A string of flags was wrapped tightly around the entrance to the Back Alley. The colorful shapes were stuck along both sides of the wall leading back to the stage, where a large blue and red flag was draped around a speaker’s podium.
“It is the only flag in the world with a building on it,” the speaker said.
Panharith Sun stood behind the podium, gesturing to the projector screen that showed an animated sticker of the Cambodian flag.
“The white here represents religion, and Cambodia is a primarily Buddhist country, so it represents our religion and peace,” Sun said. “The blue represents the royalty in our country, so our king and queen, and also the red represents the nation, which is the land and our citizens.”
Sun, an international student from Cambodia, is only here for one semester. As a part of his abroad program, he has to share his culture and his country with U.S. students. The Friday, Sept. 30, rendezvous event hosted by the International Programs Office and the Augustana International Club was the ideal place to share, club co-president Liz Fossum said.
“We have such a large international student population,” Fossum said. “It’s a great way for U.S. students to learn a little bit more about culture abroad and also for our international students to be able to present about their home culture.”
Sun started his presentation with a clip of the 2001 movie “Lara Croft: Tomb Raider” and said Angelina Jolie is now one of the favorite actresses among people in Cambodia.
“This film introduced Cambodia to the entire world, and since it was released, our country received many tourists annually,” Sun said. “It went from a few thousand to millions of visitors coming every year.”
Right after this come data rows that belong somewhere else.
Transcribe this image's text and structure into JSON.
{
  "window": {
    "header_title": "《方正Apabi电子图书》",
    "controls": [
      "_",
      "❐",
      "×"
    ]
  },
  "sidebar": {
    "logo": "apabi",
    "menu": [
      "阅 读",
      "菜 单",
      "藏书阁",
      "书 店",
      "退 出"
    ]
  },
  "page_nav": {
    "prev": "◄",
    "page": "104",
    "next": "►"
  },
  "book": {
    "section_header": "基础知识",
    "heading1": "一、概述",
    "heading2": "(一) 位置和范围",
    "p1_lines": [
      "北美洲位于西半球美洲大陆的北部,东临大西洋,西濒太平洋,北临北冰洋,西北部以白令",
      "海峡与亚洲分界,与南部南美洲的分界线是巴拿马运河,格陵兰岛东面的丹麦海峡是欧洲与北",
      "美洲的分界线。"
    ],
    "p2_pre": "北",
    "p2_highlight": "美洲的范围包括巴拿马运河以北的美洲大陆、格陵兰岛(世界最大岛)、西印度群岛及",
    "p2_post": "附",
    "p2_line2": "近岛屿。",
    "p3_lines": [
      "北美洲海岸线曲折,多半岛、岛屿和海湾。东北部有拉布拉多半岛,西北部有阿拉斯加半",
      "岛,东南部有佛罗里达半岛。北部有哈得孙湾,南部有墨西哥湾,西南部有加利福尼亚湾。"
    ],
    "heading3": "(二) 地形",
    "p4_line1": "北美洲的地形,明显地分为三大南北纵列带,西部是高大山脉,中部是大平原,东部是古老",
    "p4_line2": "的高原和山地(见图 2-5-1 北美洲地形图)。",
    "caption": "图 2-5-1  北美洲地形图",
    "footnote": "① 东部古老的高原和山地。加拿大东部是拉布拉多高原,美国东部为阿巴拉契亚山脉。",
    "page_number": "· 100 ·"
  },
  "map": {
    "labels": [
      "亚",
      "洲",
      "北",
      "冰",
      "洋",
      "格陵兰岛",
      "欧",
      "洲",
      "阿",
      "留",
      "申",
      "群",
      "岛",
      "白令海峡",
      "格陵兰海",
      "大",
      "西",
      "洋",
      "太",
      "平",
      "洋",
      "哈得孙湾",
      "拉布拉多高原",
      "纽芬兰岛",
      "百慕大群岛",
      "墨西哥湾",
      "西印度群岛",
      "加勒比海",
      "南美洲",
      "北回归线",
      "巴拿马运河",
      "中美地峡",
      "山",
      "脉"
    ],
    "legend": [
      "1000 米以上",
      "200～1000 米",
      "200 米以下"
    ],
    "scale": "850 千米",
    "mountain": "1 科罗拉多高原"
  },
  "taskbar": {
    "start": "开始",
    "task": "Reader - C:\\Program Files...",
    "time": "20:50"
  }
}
Sun showed examples of just a few of the over 4,000 temples in Cambodia, some of which were used in the movie. After sharing a few more jokes and handing out key chain prizes to the audience, Sun talked about the monarchy in Cambodia and the periods of intense growth followed by political unrest in 1975 when the Khmer Rouge introduced a dictatorship.
“People died from executions, starvation, disease and more from overworking,” Sun said. “I would say that my family, like my parents and their family members, are survivors from this regime.”
Sun said that after the dictatorship ended, the country began to flourish again. He shared pictures and videos of his favorite foods from Cambodia, which he said are always served with rice. He also showed videos of traditional dancing, like the Apsara dancers.
“It is the Cambodian most precious art form because it requires the command of different techniques and also it requires flexibility, accuracy and also precise control of movements,” Sun said.
Sun finished his presentation by teaching the audience the word “akun,” or “thank you.”
“So ‘akun’ everyone for today, and thank you for joining the rendezvous with Cambodia,” Sun said.
International students Francis Rahil and Hanvee Reddy Mamidi said they enjoyed learning about the different temples and foods in Cambodia.
“I really like the concept of the rendezvous because we don’t know much about other countries, and even if we Google or somehow get to know about it, it’s always better to listen to it directly from the people of that country,” Reddy Mamidi said.
The next international rendezvous will be Friday, Oct. 7, at 4 p.m. in the Back Alley. Reddy Mamidi will present on her home country of India.